Beijing Could Add Pressure to U.S.-Listed Chinese Stocks. What It Means for Investors.
A general view of the Beijing Stock Exchange on its first day of trading in Beijing on November 15, 2021.
Wang Zhao/AFP via Getty Images
The controversial variable interest entity, or VIE, structure used by many Chinese companies listed in the U.S. may be under greater scrutiny by both U.S. and Chinese regulators, and that could mean trouble for U.S.-listed Chinese stocks.
The chairman of the Securities and Exchange Commission has voiced concern in recent months that investors may not realize what they are getting when they buy U.S.-listed Chinese securities.
One of the big issues: Investors may not fully understand the VIE structure used by Chinese companies to skirt China’s foreign ownership restrictions. It gives investors a stake in an offshore shell company with a contractual relationship with the Chinese operating company, not the actual company.

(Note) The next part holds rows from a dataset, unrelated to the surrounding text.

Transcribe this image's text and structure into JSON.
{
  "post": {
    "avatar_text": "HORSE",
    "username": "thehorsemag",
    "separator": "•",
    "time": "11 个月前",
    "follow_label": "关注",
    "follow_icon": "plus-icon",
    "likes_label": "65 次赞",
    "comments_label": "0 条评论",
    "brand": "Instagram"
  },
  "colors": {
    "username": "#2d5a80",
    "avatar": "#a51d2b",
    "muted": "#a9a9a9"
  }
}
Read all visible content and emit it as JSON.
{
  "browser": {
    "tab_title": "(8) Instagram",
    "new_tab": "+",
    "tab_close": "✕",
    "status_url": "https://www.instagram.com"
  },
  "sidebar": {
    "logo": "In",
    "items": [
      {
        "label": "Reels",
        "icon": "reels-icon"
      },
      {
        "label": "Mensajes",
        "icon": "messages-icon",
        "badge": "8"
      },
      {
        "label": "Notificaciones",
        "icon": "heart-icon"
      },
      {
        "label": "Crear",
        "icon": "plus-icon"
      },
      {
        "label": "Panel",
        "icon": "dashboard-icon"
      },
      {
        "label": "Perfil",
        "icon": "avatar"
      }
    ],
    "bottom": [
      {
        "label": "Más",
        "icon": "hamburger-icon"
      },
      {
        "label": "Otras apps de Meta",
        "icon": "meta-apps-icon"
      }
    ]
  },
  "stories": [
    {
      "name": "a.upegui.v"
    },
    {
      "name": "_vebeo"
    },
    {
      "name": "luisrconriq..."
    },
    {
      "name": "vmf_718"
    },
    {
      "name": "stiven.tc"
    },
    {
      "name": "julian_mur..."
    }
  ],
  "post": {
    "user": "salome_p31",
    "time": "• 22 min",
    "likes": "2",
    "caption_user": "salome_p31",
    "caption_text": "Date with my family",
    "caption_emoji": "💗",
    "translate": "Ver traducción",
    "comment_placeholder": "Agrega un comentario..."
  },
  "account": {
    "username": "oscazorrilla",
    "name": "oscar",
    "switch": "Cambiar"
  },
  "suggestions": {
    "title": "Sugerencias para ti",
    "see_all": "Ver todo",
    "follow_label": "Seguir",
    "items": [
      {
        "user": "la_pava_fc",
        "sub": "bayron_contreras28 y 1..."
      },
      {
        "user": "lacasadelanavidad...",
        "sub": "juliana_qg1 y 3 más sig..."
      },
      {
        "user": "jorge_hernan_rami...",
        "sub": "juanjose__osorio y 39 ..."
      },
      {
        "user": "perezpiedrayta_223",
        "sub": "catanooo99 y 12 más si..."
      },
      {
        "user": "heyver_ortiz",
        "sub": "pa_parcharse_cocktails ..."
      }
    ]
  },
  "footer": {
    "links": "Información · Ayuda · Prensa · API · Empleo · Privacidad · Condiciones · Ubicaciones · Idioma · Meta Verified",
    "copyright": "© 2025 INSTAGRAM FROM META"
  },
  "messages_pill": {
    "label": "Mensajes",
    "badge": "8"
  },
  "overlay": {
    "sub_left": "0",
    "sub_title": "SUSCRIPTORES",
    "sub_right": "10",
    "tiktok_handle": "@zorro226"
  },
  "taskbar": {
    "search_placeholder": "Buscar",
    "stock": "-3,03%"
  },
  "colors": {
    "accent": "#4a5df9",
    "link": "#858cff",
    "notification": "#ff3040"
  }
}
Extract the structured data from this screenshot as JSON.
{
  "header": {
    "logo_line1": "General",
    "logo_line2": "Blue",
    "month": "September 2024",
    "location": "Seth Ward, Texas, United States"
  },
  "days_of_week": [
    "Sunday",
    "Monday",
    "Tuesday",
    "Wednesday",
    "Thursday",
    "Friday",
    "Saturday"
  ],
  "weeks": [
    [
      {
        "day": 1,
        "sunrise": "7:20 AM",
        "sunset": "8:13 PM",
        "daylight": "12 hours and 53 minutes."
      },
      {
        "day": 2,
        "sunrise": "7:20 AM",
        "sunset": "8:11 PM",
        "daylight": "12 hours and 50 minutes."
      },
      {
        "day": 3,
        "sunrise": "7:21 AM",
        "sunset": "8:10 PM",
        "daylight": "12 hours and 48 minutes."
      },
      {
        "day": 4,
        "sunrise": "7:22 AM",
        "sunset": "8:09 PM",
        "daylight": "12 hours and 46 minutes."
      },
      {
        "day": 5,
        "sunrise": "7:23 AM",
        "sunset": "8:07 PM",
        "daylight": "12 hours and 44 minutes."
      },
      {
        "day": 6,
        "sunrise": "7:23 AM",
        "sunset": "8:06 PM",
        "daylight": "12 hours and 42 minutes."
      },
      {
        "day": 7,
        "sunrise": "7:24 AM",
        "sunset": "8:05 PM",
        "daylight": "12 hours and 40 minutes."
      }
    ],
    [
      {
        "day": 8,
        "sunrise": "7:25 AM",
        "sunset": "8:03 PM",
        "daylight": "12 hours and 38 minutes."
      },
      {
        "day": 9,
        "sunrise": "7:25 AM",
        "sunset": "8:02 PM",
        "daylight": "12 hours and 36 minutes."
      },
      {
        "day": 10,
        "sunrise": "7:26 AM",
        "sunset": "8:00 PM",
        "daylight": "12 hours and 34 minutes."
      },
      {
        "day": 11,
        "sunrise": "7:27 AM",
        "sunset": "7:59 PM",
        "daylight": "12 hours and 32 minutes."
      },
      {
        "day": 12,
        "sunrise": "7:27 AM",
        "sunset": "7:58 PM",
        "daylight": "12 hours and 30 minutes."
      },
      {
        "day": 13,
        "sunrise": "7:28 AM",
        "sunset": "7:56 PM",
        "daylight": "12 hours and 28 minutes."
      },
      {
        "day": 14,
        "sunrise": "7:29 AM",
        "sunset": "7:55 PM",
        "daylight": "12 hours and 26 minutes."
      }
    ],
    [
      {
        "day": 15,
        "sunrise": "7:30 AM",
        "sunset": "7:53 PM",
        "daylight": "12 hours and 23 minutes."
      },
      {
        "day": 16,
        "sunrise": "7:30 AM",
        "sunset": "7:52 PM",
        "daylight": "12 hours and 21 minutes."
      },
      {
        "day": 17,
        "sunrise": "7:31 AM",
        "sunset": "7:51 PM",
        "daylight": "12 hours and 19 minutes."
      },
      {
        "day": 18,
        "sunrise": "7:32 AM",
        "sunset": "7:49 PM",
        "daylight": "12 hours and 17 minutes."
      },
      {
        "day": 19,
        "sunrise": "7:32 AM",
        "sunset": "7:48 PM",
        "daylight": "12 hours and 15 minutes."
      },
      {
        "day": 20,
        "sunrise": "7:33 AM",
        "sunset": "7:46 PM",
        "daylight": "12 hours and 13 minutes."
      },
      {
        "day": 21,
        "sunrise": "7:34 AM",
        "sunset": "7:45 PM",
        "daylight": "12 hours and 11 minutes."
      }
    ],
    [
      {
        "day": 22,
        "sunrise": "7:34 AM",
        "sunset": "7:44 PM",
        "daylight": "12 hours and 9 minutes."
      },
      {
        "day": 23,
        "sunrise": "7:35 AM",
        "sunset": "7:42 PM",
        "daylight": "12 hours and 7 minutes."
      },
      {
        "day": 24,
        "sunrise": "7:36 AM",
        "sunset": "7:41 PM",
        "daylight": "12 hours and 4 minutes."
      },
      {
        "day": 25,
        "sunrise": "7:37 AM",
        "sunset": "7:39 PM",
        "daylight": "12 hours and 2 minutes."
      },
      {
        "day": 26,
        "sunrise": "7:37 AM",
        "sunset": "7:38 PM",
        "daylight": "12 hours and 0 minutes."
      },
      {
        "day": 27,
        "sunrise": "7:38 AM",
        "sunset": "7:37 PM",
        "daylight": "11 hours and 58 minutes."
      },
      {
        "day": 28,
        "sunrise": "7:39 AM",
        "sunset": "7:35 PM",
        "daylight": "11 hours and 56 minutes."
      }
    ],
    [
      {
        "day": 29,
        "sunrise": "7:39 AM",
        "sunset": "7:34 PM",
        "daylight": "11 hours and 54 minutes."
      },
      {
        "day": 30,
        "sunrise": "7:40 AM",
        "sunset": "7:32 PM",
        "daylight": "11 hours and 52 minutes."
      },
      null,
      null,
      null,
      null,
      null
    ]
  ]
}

(ticker: DIDI) last week to delist from U.S. markets, potentially by going private or listing in Hong Kong and then delisting.

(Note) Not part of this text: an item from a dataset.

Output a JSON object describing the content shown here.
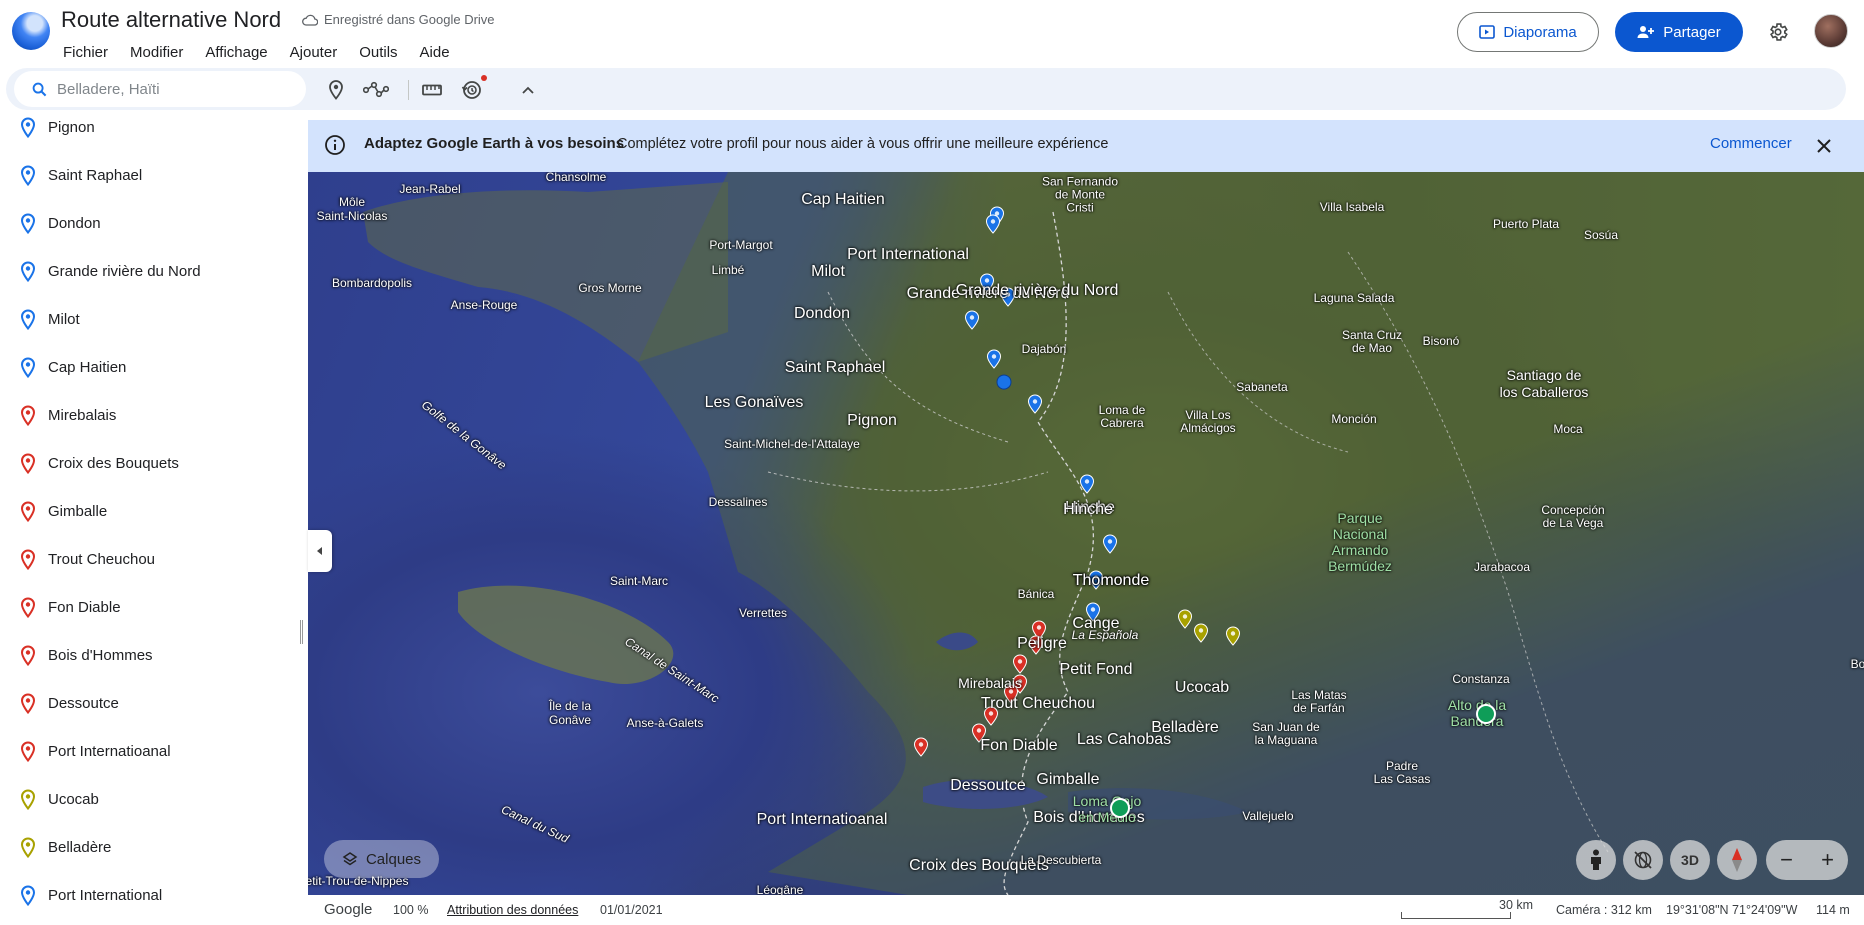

The ride-hailing company has been in regulators’ crosshairs after it went public in the U.S. despite Beijing’s concerns about data security. China launched a probe that sent its shares tumbling shortly after its public offering. The incident fed pressure for increased scrutiny of Chinese listings, with the SEC hitting pause on new listings from China using the VIE structure.
And on Wednesday, Bloomberg, citing people familiar with the matter, reported that Beijing is discussing plans to ban companies from going public abroad through the VIE structure, though companies could still possibly use the structure in Hong Kong with regulatory approval. Existing VIEs may have to provide more transparency, according to the report.
China’s securities regulator on their website said the report wasn’t true but didn’t offer more details. The China Securities Regulatory Commission isn’t the only regulator that has some oversight over the VIE structure, according to Winston Ma, adjunct professor at NYU Law School and author of The Digital War– How China’s Tech Power Shapes the Future of AI, Blockchain and Cyberspace.
“The VIE structure is a legal enforcement gray zone in the cross-border context. Tightening VIE regulation appears to be a rare consensus between the U.S. and China governments “ Ma told Barron’s. But control over data could be the bigger issue for Beijing. “I believe it will turn out that China has new data control requirements extending to firms using the VIE mechanism, not that the VIE mechanism itself is the main target,” says Derek Scissors, senior fellow at the American Enterprise Institute.
“The practical effect is likely to be as we’ve already seen: Companies which gather a great deal of data will be forced to share with the Chinese government and effectively be barred from meeting foreign disclosure requirements, whether or not they use the VIE structure,” Scissors said. “They will be pushed toward Hong Kong and Shanghai and will have less market value.”
More broadly, the trend is toward fewer Chinese companies listed in the U.S., as we highlighted in July. Large Chinese companies like
(JD) have already sought secondary listings closer to home in Hong Kong, and Beijing is likely to nudge more companies to follow—if nothing else, to get ahead of SEC’s plans to delist Chinese companies not in compliance with U.S. auditing standards, as well as to tighten its control over data.
Indeed, fund managers have mostly switched from U.S.-listed Chinese stocks to Hong Kong listings when possible, as Barron’s told readers to consider earlier this year. And the
Invesco Golden Dragon ETF
(PGJ) of U.S.-listed Chinese companies has fared far worse , down 34% year-to-date, than the
iShares MSCI China ETF
(MCHI), which is down 20%, or the
iShares MSCI China A-shares ETF
(CNYA), whicih is up 1.6%.The risk to investors is the volatility as what will likely be a messy process is sorted out. The SEC still needs to finalize the rule that paves the way for the delisting, with the House yet to take up a Senate bill that looked to reduce the timeframe to comply to two years from three, said Owen Tedford, an analyst at Beacon Policy Advisors in an email.
Some analysts worry some Chinese companies could look to go private ahead of a delisting push, potentially buying out existing investors at lower prices. For U.S. investors who still want to allocate to China, accessing Hong Kong and mainland China shares can be more complicated, with funds a better option to navigate what is expected to be a volatile process.
Write to Reshma Kapadia at [email protected]